|The Public Paperfolding History Project
|The Spiral Snake|
page attempts to record what is known about the origin
and history of the air-driven rotating design known as
the Spiral Snake. Please contact me if you know any of
this information is incorrect or if you have any other
information that should be added. Thank you.
While the Spiral Snake is not creased, the paper of which it is made does fold, in the broadest sense, due to the effect of gravity, when the spiral is hung on it's support.
As far as I know the first mention of this design is in 'Onomatologia curiosa artificiosa et magica oder ganz natürliches Zauber-lexicon', which was published in 1759. In fact the design is mentioned twice in separate sections of the encyclopaedia.
Column 1231 - Schlangen von Pappier zu machen (Making paper snakes)
Two paper snakes are mentioned here. The first is just a just a flat piece of paper which wriggles when put near an oven, the second is the familiar spiral snake.
The spiral version is also mentioned in columns 143/4
The design also appears:
In 'The School Boy's Holiday Companion' by T Kentish, which was published by Relfe and Fletcher in London in 1840.
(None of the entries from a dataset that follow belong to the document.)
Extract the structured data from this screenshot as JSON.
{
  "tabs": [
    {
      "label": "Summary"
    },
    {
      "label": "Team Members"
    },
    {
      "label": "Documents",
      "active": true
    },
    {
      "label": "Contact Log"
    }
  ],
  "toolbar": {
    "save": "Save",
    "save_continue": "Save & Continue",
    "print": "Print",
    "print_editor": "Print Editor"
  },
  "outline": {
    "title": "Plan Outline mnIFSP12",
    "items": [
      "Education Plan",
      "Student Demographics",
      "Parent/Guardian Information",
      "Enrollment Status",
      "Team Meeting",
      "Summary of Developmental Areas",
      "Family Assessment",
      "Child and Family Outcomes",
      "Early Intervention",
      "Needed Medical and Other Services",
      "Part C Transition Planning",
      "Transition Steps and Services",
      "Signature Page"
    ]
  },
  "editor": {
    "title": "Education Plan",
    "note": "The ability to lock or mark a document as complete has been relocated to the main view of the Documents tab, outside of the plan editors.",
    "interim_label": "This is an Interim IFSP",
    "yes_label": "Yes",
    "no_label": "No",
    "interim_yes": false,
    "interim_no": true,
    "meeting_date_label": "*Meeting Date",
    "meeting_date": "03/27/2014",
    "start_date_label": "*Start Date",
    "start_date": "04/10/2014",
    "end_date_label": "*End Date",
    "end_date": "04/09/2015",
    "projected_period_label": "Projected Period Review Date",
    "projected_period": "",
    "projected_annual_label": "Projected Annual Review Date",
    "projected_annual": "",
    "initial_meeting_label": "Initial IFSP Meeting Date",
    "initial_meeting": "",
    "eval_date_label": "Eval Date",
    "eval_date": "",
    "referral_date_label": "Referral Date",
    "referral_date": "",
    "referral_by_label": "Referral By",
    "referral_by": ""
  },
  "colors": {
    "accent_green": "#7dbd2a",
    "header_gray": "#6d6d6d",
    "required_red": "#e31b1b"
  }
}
In 'Ciencia Recreativa' by Jose Estralella, which was published by Gustavo Gili in Barcelona in 1918.